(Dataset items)
"""
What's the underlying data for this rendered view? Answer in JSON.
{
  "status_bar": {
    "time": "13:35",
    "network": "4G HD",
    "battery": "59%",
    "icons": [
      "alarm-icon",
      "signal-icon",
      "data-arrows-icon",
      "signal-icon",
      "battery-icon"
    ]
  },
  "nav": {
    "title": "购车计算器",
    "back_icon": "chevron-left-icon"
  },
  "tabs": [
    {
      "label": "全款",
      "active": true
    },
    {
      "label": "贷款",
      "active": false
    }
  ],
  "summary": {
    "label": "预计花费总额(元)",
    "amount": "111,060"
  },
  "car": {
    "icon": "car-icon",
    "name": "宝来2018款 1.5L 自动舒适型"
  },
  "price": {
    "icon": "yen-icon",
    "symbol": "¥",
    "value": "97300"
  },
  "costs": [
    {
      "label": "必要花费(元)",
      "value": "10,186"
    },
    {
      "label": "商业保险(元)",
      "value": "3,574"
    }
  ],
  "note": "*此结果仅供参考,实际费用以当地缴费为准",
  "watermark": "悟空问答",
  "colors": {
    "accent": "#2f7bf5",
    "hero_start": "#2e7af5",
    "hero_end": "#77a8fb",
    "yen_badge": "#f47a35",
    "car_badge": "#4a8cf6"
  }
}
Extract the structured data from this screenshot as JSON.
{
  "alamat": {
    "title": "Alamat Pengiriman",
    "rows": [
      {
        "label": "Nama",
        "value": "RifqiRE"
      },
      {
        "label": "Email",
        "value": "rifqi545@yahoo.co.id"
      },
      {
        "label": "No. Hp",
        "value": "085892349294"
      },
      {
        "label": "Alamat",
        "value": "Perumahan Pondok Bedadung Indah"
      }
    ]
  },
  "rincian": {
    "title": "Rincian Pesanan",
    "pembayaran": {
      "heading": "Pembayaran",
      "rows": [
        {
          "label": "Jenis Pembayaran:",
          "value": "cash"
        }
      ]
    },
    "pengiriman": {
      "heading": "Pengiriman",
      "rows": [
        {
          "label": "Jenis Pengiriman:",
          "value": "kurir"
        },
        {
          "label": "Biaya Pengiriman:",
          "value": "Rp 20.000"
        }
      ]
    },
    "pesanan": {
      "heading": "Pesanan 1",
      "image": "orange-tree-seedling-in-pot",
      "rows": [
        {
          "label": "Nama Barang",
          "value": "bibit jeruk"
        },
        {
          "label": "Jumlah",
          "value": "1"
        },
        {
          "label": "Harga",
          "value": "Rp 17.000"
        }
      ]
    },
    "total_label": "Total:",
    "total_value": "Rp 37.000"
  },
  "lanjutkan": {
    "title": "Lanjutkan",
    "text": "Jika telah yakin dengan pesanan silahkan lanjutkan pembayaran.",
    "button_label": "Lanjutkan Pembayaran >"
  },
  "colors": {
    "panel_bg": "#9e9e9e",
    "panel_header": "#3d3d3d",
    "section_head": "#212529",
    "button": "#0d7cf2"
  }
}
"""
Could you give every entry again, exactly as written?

= ANSWER FOR THIS EXERCISE =
What's the underlying data for this rendered view? Answer in JSON.
{
  "status_bar": {
    "time": "13:35",
    "network": "4G HD",
    "battery": "59%",
    "icons": [
      "alarm-icon",
      "signal-icon",
      "data-arrows-icon",
      "signal-icon",
      "battery-icon"
    ]
  },
  "nav": {
    "title": "购车计算器",
    "back_icon": "chevron-left-icon"
  },
  "tabs": [
    {
      "label": "全款",
      "active": true
    },
    {
      "label": "贷款",
      "active": false
    }
  ],
  "summary": {
    "label": "预计花费总额(元)",
    "amount": "111,060"
  },
  "car": {
    "icon": "car-icon",
    "name": "宝来2018款 1.5L 自动舒适型"
  },
  "price": {
    "icon": "yen-icon",
    "symbol": "¥",
    "value": "97300"
  },
  "costs": [
    {
      "label": "必要花费(元)",
      "value": "10,186"
    },
    {
      "label": "商业保险(元)",
      "value": "3,574"
    }
  ],
  "note": "*此结果仅供参考,实际费用以当地缴费为准",
  "watermark": "悟空问答",
  "colors": {
    "accent": "#2f7bf5",
    "hero_start": "#2e7af5",
    "hero_end": "#77a8fb",
    "yen_badge": "#f47a35",
    "car_badge": "#4a8cf6"
  }
}
Extract the structured data from this screenshot as JSON.
{
  "alamat": {
    "title": "Alamat Pengiriman",
    "rows": [
      {
        "label": "Nama",
        "value": "RifqiRE"
      },
      {
        "label": "Email",
        "value": "rifqi545@yahoo.co.id"
      },
      {
        "label": "No. Hp",
        "value": "085892349294"
      },
      {
        "label": "Alamat",
        "value": "Perumahan Pondok Bedadung Indah"
      }
    ]
  },
  "rincian": {
    "title": "Rincian Pesanan",
    "pembayaran": {
      "heading": "Pembayaran",
      "rows": [
        {
          "label": "Jenis Pembayaran:",
          "value": "cash"
        }
      ]
    },
    "pengiriman": {
      "heading": "Pengiriman",
      "rows": [
        {
          "label": "Jenis Pengiriman:",
          "value": "kurir"
        },
        {
          "label": "Biaya Pengiriman:",
          "value": "Rp 20.000"
        }
      ]
    },
    "pesanan": {
      "heading": "Pesanan 1",
      "image": "orange-tree-seedling-in-pot",
      "rows": [
        {
          "label": "Nama Barang",
          "value": "bibit jeruk"
        },
        {
          "label": "Jumlah",
          "value": "1"
        },
        {
          "label": "Harga",
          "value": "Rp 17.000"
        }
      ]
    },
    "total_label": "Total:",
    "total_value": "Rp 37.000"
  },
  "lanjutkan": {
    "title": "Lanjutkan",
    "text": "Jika telah yakin dengan pesanan silahkan lanjutkan pembayaran.",
    "button_label": "Lanjutkan Pembayaran >"
  },
  "colors": {
    "panel_bg": "#9e9e9e",
    "panel_header": "#3d3d3d",
    "section_head": "#212529",
    "button": "#0d7cf2"
  }
}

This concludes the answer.